After a mathematical model was offered recently, now the body's immune response to flu may be captured using a computer model developed by scientists at the University of Rochester Medical Center.
Project leaders Dr. Hulin Wu and Dr. Martin S. Zand have revealed that their computer simulation tool is aimed at some day predicting the body's response to .
AdvertisementThe researchers claim that they are the first to have successfully tested a computer simulation of major portions of the body's immune reaction to influenza type A, with implications for treatment design and preparation ahead of future pandemics.
They say that the new "global" flu model is built out of preexisting, smaller-scale models that capture in mathematical equations millions of simulated interactions between virtual immune cells and viruses.

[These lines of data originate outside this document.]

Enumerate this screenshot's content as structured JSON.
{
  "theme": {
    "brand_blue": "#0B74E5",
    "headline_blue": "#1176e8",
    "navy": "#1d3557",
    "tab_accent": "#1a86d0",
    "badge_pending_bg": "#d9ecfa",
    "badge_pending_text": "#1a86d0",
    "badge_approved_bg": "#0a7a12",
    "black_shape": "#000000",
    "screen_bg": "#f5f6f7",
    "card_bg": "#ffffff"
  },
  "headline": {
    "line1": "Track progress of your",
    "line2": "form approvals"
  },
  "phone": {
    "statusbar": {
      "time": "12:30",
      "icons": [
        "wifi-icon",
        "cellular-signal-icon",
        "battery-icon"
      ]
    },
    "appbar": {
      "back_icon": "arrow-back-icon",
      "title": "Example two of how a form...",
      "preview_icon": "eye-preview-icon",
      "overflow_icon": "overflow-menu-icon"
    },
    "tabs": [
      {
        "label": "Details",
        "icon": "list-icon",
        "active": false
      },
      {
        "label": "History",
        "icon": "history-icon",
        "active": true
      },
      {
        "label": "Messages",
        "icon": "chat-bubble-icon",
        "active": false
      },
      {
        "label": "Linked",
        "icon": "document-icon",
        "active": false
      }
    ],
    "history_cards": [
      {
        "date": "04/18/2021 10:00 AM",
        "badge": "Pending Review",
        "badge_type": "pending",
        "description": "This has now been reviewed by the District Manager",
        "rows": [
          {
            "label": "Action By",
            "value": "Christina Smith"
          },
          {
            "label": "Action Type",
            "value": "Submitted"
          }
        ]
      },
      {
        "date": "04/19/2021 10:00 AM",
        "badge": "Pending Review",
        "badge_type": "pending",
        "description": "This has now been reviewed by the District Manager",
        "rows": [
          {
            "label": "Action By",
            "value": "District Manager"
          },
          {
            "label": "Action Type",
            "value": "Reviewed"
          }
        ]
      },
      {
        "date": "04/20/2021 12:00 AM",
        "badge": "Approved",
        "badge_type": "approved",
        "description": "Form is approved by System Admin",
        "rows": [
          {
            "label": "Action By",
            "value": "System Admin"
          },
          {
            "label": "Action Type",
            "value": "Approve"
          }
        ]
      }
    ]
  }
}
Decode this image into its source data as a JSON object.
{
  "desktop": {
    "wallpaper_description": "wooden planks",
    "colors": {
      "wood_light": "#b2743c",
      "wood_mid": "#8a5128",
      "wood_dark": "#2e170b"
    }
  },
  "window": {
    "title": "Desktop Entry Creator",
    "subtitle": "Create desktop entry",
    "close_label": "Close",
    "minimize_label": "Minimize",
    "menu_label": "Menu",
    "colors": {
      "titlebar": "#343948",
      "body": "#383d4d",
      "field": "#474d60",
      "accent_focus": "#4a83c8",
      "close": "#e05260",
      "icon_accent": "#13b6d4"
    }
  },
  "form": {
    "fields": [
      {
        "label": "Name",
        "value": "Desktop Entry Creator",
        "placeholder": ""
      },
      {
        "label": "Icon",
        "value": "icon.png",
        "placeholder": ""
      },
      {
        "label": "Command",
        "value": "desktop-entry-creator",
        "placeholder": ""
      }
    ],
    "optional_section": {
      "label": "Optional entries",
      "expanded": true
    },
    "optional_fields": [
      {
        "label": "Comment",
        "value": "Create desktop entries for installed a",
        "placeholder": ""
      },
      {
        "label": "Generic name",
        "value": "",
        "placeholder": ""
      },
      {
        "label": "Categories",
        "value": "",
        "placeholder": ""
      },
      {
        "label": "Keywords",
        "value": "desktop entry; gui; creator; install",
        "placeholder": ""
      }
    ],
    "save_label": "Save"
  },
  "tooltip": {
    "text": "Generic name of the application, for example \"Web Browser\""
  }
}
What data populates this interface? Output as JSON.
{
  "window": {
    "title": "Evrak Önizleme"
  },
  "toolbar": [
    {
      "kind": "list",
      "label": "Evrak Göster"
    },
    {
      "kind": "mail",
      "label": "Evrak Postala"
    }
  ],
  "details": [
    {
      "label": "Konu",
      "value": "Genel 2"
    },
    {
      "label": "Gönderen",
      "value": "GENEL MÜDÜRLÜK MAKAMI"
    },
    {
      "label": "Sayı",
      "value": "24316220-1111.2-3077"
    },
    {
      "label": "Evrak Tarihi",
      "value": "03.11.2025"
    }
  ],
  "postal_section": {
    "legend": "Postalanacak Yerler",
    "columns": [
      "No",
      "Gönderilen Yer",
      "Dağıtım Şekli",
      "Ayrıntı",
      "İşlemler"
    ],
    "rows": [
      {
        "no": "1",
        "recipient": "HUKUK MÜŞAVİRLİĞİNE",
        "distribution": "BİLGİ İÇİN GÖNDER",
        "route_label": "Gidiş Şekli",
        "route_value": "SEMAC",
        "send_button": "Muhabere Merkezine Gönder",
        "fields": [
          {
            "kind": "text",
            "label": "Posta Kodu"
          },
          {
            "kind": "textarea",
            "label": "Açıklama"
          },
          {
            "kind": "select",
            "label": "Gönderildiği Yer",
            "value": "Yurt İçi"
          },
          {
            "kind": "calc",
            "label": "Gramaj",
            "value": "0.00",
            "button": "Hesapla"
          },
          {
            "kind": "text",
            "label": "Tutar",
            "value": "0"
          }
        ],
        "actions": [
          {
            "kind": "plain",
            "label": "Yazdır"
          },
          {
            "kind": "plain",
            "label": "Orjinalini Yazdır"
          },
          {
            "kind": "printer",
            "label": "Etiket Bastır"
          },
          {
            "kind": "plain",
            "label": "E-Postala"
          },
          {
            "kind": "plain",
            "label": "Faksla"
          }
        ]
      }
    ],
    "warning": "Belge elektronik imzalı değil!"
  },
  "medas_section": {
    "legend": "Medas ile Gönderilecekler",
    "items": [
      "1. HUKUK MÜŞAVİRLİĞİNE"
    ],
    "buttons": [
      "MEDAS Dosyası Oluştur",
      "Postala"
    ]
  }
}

"High-speed, accurate computer simulation tools are urgently needed to dissect the relative importance of each attribute of viral strains in their ability to cause disease, and the contribution of each part of the immune system in a successful counterattack. Real world experiments simply cannot be executed fast enough to investigate so many complex surprises, and we must keep pace with viral evolution to reduce loss of life," said Zand.
The researchers have revealed that their model predicts how rapidly the immune system's T and B cells respond to influenza type A virus infection.
They pointed out that depending on the pathogen at hand and a given patient's past exposure, either T cell or B cell responses might play a larger role in clearing the virus. One cell type may lead the immune counterattack in a person with a first-time infection, and another in a patient who has been infected before or vaccinated.
The researchers further revealed that the novel model also predicted that antiviral therapies might be more effective if taken in combination, but only if administered within two days of infection.
Unlike chronic HIV infection, the acute nature of influenza means there is a narrow time window during early infection when interfering with viral replication can reduce viral load.
The model also shows that a strong antibody response, along with local T cell expansion, will be important to ensure protection against future pandemics, suggesting that some unconventional therapies that rapidly boost immune responses might be effective in a worst case scenario of a pandemic influenza virus.
The researchers hope to contribute to the building of models that simulate swine flu infection across the entire U.S. population to better predict its course.
"The right computer model can provide a precise, hands-on way of measuring just how good our theories are about how the system responds to pandemic virus, and how to strengthen our defenses," said Wu.
An article on this research work has been published in the online edition of the Journal of Virology.